A US drug industry lobbying group has urged the Office of the United States Trade Representative to take action on Korea’s drug pricing policy and intellectual property rights issues which it claims depreciate the value of US products.
“Korea’s drug pricing policies severely devalue US IP and favor Korea’s own pharmaceutical industry at the expense of US companies. As a result, America’s cutting-edge R&D and manufacturing sectors are losing out,” the Pharmaceutical Research and Manufacturers of America was quoted as saying in the USTR’s annual Special 301 report that identifies trade barriers to local companies and products due to IPR issues.

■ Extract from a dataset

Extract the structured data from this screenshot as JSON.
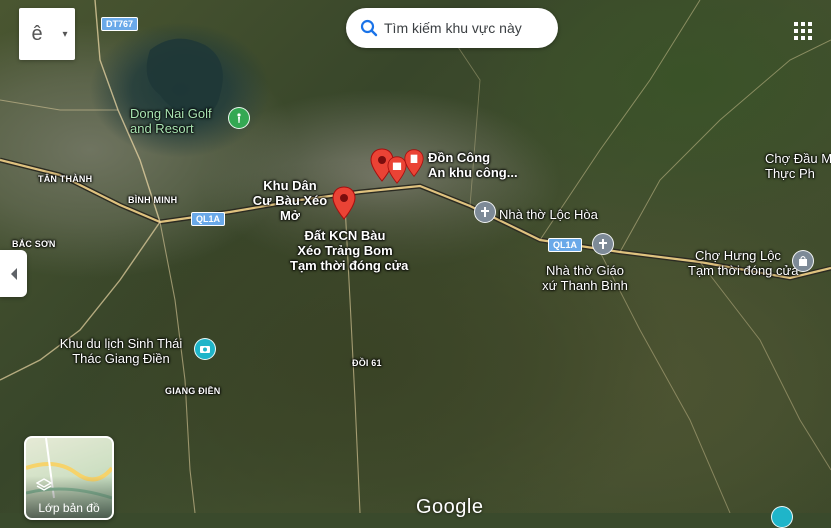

The PRMA represents major US biopharmaceutical research companies including Pfizer, Sanofi, Novartis, Eli Lilly, Johnson & Johnson and Bayer.
The group called on USTR to name Korea, Canada and Malaysia as “Priority Foreign Countries” -- a designation reserved for countries with the most onerous and egregious IP or market access practices that are harming manufacturers and jobs in the US.

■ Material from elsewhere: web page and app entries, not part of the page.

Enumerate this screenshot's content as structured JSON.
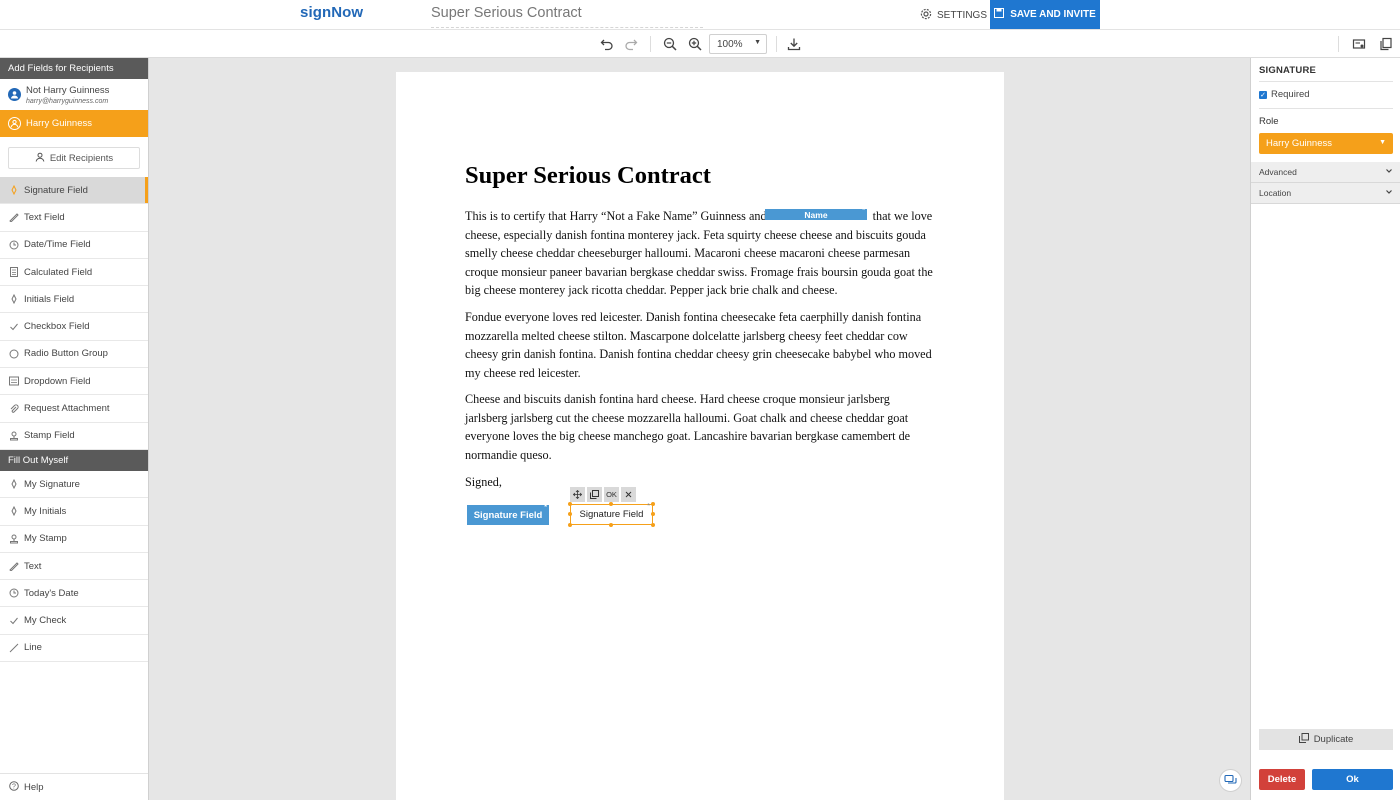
{
  "app": {
    "logo": "signNow",
    "document_title": "Super Serious Contract"
  },
  "header": {
    "settings_label": "SETTINGS",
    "save_invite_label": "SAVE AND INVITE"
  },
  "toolbar": {
    "zoom": "100%"
  },
  "sidebar": {
    "recipients_header": "Add Fields for Recipients",
    "recipients": [
      {
        "name": "Not Harry Guinness",
        "email": "harry@harryguinness.com"
      },
      {
        "name": "Harry Guinness"
      }
    ],
    "edit_recipients": "Edit Recipients",
    "fields": [
      {
        "label": "Signature Field",
        "icon": "pen-icon"
      },
      {
        "label": "Text Field",
        "icon": "text-icon"
      },
      {
        "label": "Date/Time Field",
        "icon": "clock-icon"
      },
      {
        "label": "Calculated Field",
        "icon": "calculator-icon"
      },
      {
        "label": "Initials Field",
        "icon": "pen-icon"
      },
      {
        "label": "Checkbox Field",
        "icon": "check-icon"
      },
      {
        "label": "Radio Button Group",
        "icon": "radio-icon"
      },
      {
        "label": "Dropdown Field",
        "icon": "dropdown-icon"
      },
      {
        "label": "Request Attachment",
        "icon": "paperclip-icon"
      },
      {
        "label": "Stamp Field",
        "icon": "stamp-icon"
      }
    ],
    "fill_header": "Fill Out Myself",
    "fill_items": [
      {
        "label": "My Signature",
        "icon": "pen-icon"
      },
      {
        "label": "My Initials",
        "icon": "pen-icon"
      },
      {
        "label": "My Stamp",
        "icon": "stamp-icon"
      },
      {
        "label": "Text",
        "icon": "text-icon"
      },
      {
        "label": "Today's Date",
        "icon": "clock-icon"
      },
      {
        "label": "My Check",
        "icon": "check-icon"
      },
      {
        "label": "Line",
        "icon": "line-icon"
      }
    ],
    "help": "Help"
  },
  "document": {
    "heading": "Super Serious Contract",
    "p1_before": "This is to certify that Harry “Not a Fake Name” Guinness and",
    "p1_after": "that we love cheese, especially danish fontina monterey jack. Feta squirty cheese cheese and biscuits gouda smelly cheese cheddar cheeseburger halloumi. Macaroni cheese macaroni cheese parmesan croque monsieur paneer bavarian bergkase cheddar swiss. Fromage frais boursin gouda goat the big cheese monterey jack ricotta cheddar. Pepper jack brie chalk and cheese.",
    "p2": "Fondue everyone loves red leicester. Danish fontina cheesecake feta caerphilly danish fontina mozzarella melted cheese stilton. Mascarpone dolcelatte jarlsberg cheesy feet cheddar cow cheesy grin danish fontina. Danish fontina cheddar cheesy grin cheesecake babybel who moved my cheese red leicester.",
    "p3": "Cheese and biscuits danish fontina hard cheese. Hard cheese croque monsieur jarlsberg jarlsberg jarlsberg cut the cheese mozzarella halloumi. Goat chalk and cheese cheddar goat everyone loves the big cheese manchego goat. Lancashire bavarian bergkase camembert de normandie queso.",
    "signed": "Signed,",
    "name_field": "Name",
    "sig_field_1": "Signature Field",
    "sig_field_2": "Signature Field",
    "mini_ok": "OK",
    "required_mark": "*"
  },
  "panel": {
    "title": "SIGNATURE",
    "required_label": "Required",
    "role_label": "Role",
    "role_value": "Harry Guinness",
    "advanced": "Advanced",
    "location": "Location",
    "duplicate": "Duplicate",
    "delete": "Delete",
    "ok": "Ok"
  },
  "colors": {
    "brand_blue": "#1f77d0",
    "accent_orange": "#f5a01a",
    "field_blue": "#4a98d3",
    "danger_red": "#d2413a"
  }
}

The group also said the US government should make clear that Korea’s pricing practices are inconsistent with its commitments under the US-Korea Free Trade Agreement.
If the proposal is accepted, the measure could take a toll on Korea’s pharma industry, following the Trump administration’s threat to impose steep curbs on steel imports, including those from Korea to protect its homegrown industries after slapping bigger taxes on washers and solar panels in January.
In response, Korea’s Ministry of Health and Welfare has reportedly sent a 36-page letter to the USTR that refutes such claims on Feb. 23. The ministry could not be reached for comment.
By Park Han-na (email@example.com)